Poker is a card game where players bet according to the strength of their hand. The best hand wins the pot. The game has many variations. Some are played with only two cards, while others are played with more than five. Each variation has its own rules and strategies. Some even use different types of cards. However, all share certain features.
Depending on the game rules, some or all of the players must place an initial amount of money into the pot before they see their cards. These forced bets come in the form of antes, blinds or bring-ins. The purpose of these bets is to create a pot as quickly as possible and encourage competition among the players.
After the flop, another round of betting takes place. A dealer will then put a fourth community card face-up on the table. This is called the turn. Then a final betting round takes place. Finally the fifth and last card is revealed on the table. If more than one player still has a poker hand with 5 cards then they enter “the showdown”.
The most important thing to remember when playing poker is not to get too emotional or superstitious. Emotional players lose more than they win and can even damage their health. Getting better at poker requires learning to view the game in a more cold, detached, and mathematical manner.
To learn the game, you should start at the lowest stakes. This will allow you to play against weaker players and improve your skill level. Moreover, starting at lower stakes will also help you avoid losing too much money in the beginning.
Besides the basic strategy, you should also learn about poker rules and how to read your opponents’ actions. Beginners tend to make decisions based on their gut feeling. This is a huge mistake and can cost you a lot of money in the long run.

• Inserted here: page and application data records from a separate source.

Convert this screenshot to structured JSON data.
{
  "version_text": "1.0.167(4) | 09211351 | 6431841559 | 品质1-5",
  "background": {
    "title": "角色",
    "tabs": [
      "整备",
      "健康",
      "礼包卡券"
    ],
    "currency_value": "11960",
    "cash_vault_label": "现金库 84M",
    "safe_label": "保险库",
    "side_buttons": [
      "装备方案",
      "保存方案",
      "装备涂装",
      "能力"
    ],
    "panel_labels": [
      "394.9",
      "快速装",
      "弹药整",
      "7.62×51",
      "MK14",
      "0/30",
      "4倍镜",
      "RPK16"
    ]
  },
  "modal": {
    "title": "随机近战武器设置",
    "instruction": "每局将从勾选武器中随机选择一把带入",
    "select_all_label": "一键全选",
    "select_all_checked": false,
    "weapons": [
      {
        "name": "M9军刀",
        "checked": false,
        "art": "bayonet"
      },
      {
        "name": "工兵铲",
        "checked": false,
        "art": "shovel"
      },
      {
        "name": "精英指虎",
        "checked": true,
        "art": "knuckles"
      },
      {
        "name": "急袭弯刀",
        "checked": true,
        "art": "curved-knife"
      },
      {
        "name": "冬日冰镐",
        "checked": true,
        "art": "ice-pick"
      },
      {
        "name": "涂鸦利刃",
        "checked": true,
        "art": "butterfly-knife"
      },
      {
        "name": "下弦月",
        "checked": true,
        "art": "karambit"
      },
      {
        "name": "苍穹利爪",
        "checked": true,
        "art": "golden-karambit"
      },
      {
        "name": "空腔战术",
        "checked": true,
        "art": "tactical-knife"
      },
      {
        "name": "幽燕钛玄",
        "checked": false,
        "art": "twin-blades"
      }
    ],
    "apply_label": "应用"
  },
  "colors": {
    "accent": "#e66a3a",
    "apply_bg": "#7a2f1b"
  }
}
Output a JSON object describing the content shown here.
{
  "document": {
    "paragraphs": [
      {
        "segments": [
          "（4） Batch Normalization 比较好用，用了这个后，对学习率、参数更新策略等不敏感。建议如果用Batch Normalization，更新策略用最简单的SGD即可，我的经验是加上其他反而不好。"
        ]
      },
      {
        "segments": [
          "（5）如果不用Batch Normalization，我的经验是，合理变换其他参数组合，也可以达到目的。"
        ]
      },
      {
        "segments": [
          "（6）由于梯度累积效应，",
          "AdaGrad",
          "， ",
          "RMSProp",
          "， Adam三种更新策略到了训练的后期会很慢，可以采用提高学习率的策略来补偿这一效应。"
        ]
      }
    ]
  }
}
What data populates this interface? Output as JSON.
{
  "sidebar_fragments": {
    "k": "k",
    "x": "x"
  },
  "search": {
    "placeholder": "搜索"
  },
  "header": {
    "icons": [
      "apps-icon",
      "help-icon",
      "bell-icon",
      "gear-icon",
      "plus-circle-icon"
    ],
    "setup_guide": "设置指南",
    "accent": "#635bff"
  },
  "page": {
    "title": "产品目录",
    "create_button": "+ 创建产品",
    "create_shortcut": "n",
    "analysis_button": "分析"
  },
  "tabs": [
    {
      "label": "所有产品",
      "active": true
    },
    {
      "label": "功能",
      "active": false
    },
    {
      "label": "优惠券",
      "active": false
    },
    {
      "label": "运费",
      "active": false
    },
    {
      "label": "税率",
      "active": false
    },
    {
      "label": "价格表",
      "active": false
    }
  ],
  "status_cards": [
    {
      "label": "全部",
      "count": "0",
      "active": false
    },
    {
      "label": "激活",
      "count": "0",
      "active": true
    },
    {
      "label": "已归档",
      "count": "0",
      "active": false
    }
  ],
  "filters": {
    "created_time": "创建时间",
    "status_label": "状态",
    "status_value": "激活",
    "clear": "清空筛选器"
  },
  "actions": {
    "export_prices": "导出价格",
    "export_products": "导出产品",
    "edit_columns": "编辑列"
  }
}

If you are a beginner, then it is important to practice your poker skills with a friend. This will help you to develop your instincts and learn the rules of the game. It is also helpful to watch other experienced players and observe how they react to the game.
A good poker player should be able to fold at the right time. This will not only reduce their risk but also save them a lot of money. Beginners often try to force their way into a pot with weak hands. This is a dangerous strategy and should be avoided at all costs.
Advanced poker players understand the concept of ranges. They know that an opponent’s range of poker hands includes a straight, a flush, three of a kind and two pair. This allows them to work out the probability that an opponent has a hand that beats theirs. This is a skill that all players need to master. While beginners try to put their opponent on a specific hand, advanced players will work out the entire selection of possible hands.